With this consultation, the Commission wants to be informed on the remaining obstacles to the proper functioning of secondary markets for NPLs as well as actions that it could take to foster these markets by improving the quantity, quality and comparability of NPL data. The consultation will also enable the Commission to decide on whether EU coordinated action and/or policy measures would be taken. This in order to limit market failures in terms of information asymmetries, to increase market liquidity, to lower bid/ask spreads and hence to enable more efficient NPL markets.

From ESBG’s perspective, the statement that an increase of market transparency would have a positive impact on the efficiency of NPL secondary markets is not necessarily true. The proposed data structure of the revised NPL templates is in fact too wide, including a lot of non-essential data. This would make it more time consuming for investors to conduct operations on the NPLs market.

For those reasons, ESBG does not support the obligation to provide data on NPLs, especially not for low NPL banks (with an NPL ratio lower than 5%) who have no or little need to sell NPLs. It would make neither economic sense (the costs will surpass the benefits), nor would it materially support the build-up of an NPL trading market (as low NPL banks would not contribute to it). Furthermore, it would be against any proportionality consideration with regards to NPL size.

About the proposal for the establishment of an EU Data Hub for NPLs, ESBG would like to highlight that the information disclosure via Pillar 3 has been reinforced recently with heightened requirements for high-level NPL entities. These entities already provide all the relevant information they have, to get the best possible price. EBA NPL templates will further increase standardisation of NPL data.

ESBG believes that the risks of leaks of information largely outweighs the potential benefits of increased transparency. Even if data is anonymised, names of distressed companies could be identified, which could have very serious consequences, notably for firms that are still viable but whose debt one bank wants to sell, while other banks may not have recognised it as a non-performing counterpart.

Furthermore, there are many intangible parameters that have an impact on the price and purchase/sales volumes that cannot be collected in a Data Hub. Therefore, a partial analysis of the information provided could lead to infer wrong and undesirable conclusions.
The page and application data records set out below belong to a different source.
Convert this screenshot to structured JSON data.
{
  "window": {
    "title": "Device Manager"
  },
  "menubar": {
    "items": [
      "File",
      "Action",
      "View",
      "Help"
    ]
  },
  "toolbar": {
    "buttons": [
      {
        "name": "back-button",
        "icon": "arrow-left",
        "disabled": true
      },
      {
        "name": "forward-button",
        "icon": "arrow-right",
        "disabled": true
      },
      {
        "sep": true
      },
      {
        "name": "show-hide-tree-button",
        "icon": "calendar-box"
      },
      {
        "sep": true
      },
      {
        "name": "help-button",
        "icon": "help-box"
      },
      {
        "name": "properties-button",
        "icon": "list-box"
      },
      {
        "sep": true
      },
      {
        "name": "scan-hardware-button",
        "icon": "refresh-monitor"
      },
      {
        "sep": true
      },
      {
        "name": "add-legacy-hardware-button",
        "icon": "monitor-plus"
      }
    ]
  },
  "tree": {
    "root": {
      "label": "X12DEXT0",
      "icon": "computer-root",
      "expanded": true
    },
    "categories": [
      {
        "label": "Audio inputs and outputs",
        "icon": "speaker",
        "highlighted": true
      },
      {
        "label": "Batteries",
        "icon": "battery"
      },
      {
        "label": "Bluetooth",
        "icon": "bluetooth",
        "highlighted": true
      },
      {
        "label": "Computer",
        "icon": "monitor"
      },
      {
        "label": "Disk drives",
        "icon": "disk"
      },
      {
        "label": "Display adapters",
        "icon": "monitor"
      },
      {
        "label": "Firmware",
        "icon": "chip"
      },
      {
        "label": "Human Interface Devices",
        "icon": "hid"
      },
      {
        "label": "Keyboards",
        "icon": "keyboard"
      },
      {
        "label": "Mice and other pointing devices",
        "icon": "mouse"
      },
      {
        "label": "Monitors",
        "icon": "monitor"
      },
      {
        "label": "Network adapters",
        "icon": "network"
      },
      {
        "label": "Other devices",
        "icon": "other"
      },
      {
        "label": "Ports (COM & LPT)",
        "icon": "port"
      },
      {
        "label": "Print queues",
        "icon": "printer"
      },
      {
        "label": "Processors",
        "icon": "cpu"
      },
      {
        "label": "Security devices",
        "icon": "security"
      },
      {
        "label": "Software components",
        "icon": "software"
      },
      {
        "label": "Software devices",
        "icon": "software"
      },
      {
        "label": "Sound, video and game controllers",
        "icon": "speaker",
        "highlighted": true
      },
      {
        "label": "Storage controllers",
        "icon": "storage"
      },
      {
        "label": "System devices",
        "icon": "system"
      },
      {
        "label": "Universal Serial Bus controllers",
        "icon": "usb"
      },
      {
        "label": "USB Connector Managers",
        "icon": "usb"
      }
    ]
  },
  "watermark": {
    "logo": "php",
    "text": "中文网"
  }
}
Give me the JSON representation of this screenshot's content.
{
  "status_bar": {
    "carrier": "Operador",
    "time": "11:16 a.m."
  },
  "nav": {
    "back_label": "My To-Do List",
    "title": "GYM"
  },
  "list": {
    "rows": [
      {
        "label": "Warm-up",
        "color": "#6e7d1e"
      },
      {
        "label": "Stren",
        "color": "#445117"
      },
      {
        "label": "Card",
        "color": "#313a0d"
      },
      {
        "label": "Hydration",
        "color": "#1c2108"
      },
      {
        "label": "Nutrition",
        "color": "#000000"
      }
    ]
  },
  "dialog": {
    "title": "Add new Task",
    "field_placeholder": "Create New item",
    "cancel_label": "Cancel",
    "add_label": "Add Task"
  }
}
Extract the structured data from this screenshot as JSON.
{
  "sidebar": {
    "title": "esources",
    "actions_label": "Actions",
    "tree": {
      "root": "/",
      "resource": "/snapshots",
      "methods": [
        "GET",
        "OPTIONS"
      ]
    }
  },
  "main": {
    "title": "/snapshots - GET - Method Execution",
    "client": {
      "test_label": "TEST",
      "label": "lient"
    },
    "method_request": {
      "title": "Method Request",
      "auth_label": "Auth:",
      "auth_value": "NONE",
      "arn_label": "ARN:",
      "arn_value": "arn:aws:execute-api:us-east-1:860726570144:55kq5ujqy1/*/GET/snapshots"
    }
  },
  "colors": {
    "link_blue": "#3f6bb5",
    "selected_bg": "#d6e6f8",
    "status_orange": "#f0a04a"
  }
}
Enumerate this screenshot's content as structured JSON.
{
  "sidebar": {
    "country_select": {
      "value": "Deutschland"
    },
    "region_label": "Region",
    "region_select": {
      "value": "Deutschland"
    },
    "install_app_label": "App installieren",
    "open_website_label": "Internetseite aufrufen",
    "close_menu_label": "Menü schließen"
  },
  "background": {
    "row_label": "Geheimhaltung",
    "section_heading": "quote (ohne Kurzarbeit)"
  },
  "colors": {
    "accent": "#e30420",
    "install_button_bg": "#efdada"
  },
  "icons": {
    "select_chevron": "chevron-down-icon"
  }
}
In this context, the obligation to provide data on NPLs would not consider the role of all involved market participants and thus may have a negative impact for some of them – like the templates provide huge administrative burdens on the seller side but do not provide any incentive for buyers.

What must be pointed out is that the lack of a single NPL market is evident, amongst other factors, due to the differences in national insolvency laws and in jurisdictional systems. NPL markets work very differently across EU countries and the creation of a pan-EU Data Hub would not help NPL markets function any better.

ESBG members have a high level of operational readiness to deal with the increase in NPLs, when (and if) the need emerges. Accordingly, ESBG firmly believes that banks – or at least low level NPL banks – should rather be given the discretion to decide on the use of the NPL data templates even in their revised format in case of a sale. As sellers of NPLs, it is in the interest of banks to disclose relevant information in line with the characteristics of the product. Establishing a data hub with standardized data for all market participants could even reduce the liquidity and depth of the NPL secondary markets.

In conclusion, while understanding the rationality of aiming at increasing market transparency, ESBG believes that a solution should be implemented without bringing any additional complexity, investments and effort to all involved, using existing regulatory and legal framework and IT infrastructure.